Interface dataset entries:
○ ○ ○ ○ ○

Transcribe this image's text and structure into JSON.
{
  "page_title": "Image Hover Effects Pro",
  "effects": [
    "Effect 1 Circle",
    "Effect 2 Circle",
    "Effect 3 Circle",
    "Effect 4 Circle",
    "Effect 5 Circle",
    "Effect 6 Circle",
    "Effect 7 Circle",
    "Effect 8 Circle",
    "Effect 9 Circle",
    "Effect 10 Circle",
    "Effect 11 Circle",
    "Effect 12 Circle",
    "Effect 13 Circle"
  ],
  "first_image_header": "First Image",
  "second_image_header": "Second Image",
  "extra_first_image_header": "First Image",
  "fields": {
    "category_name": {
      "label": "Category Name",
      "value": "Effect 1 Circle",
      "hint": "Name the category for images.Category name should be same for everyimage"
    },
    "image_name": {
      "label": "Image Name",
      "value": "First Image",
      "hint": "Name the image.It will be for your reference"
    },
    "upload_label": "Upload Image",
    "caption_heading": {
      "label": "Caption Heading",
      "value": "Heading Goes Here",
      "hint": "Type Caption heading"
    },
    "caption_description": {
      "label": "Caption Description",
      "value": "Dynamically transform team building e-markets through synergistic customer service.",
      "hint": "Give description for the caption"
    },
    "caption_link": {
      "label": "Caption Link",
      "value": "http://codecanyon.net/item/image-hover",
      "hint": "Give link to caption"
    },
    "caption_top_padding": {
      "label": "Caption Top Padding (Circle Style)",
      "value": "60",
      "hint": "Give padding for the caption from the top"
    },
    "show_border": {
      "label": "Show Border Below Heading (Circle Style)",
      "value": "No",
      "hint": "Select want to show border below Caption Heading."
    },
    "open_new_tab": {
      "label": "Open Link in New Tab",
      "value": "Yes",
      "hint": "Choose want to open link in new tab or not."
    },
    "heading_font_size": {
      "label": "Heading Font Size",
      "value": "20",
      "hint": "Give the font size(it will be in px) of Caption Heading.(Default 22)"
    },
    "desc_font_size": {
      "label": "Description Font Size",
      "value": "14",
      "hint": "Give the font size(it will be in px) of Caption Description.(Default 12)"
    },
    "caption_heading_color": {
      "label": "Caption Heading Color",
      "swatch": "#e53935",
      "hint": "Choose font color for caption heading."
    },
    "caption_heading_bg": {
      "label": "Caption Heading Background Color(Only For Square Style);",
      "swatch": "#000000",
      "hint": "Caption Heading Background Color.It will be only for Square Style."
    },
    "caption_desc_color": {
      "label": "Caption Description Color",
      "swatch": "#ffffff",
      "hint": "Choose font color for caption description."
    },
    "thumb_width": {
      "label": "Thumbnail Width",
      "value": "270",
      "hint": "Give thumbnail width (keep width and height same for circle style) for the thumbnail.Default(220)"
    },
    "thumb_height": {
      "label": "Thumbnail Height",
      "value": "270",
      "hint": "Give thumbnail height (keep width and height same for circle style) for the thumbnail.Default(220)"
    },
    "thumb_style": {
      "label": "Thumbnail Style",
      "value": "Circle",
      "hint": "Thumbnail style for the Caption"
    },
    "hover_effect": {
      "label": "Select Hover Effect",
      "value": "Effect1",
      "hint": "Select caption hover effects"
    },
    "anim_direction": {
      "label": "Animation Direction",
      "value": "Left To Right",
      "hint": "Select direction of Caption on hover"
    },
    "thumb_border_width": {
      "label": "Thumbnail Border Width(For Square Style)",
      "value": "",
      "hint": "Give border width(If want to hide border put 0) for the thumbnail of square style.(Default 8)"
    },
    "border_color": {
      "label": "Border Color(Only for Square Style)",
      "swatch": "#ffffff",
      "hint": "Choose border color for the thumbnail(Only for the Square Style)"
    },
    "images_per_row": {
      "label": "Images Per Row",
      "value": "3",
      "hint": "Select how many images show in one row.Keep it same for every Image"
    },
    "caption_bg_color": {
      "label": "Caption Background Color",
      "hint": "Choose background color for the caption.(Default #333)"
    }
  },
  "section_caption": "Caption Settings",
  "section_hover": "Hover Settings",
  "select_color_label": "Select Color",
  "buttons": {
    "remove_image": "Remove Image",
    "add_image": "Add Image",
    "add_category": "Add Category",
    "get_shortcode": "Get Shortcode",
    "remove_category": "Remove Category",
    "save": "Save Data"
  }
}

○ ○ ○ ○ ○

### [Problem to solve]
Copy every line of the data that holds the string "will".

### [Answer section]
      "hint": "Name the image.It will be for your reference"
      "hint": "Give the font size(it will be in px) of Caption Heading.(Default 22)"
      "hint": "Give the font size(it will be in px) of Caption Description.(Default 12)"
      "hint": "Caption Heading Background Color.It will be only for Square Style."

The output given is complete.